- [Problem to solve] In the data below, which lines hold "Manager"? Copy every one.

- [Extracted information]
##########
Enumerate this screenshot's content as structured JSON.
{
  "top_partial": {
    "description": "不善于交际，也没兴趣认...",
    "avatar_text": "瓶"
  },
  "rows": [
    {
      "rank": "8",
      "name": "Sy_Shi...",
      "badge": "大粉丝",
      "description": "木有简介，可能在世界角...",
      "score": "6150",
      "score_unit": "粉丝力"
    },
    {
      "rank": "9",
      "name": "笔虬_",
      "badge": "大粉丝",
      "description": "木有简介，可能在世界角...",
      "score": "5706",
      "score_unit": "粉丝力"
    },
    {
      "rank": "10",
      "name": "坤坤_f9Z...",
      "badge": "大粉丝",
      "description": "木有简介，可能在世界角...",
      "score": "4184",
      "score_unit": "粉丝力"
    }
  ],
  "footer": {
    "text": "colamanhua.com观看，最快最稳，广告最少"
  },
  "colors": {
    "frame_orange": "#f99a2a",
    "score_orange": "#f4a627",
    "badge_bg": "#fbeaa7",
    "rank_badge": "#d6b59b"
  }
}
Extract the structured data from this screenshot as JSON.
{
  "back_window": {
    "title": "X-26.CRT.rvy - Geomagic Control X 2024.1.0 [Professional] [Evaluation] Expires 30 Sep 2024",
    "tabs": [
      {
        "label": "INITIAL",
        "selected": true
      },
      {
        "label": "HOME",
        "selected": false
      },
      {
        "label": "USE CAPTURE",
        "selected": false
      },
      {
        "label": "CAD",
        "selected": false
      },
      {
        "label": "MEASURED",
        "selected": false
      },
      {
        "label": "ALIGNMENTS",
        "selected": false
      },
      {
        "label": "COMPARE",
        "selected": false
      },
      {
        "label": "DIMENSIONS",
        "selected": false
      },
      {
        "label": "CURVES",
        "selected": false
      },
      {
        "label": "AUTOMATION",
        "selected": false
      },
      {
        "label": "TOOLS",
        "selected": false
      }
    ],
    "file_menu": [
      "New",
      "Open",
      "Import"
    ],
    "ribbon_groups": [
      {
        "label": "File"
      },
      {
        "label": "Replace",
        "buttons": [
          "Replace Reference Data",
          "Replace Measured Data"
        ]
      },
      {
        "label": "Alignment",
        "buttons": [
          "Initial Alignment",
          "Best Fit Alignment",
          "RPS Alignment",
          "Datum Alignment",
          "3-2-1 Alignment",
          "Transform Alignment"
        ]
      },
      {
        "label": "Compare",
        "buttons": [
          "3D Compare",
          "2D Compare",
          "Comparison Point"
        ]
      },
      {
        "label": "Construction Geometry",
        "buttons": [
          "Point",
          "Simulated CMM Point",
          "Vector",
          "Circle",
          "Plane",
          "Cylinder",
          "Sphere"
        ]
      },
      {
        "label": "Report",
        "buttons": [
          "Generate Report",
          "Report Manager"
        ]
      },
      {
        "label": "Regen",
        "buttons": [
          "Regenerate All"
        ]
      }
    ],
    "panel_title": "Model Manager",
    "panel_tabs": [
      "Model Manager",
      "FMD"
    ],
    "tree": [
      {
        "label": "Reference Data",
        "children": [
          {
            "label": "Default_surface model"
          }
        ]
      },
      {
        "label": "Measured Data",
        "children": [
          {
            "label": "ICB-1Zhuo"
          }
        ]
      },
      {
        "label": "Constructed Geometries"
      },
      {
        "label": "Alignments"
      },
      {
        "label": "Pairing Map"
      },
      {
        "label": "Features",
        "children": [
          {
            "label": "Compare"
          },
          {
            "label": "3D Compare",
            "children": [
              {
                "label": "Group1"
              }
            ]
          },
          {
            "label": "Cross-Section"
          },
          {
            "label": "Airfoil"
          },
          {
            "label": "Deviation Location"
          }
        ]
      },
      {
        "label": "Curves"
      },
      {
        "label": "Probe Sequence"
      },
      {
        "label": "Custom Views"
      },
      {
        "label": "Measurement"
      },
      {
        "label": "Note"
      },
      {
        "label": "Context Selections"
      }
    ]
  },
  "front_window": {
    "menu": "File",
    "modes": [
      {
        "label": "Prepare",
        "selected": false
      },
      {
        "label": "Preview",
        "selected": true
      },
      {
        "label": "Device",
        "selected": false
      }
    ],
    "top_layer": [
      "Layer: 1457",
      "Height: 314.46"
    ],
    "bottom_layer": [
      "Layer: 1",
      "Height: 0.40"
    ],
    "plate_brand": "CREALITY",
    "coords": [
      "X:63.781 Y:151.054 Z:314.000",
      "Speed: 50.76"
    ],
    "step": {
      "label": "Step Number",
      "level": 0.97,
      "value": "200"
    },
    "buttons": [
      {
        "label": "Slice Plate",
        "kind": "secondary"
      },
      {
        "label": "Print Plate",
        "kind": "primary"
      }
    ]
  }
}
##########
- [Solution to this task]
          "Report Manager"
    "panel_title": "Model Manager",
      "Model Manager",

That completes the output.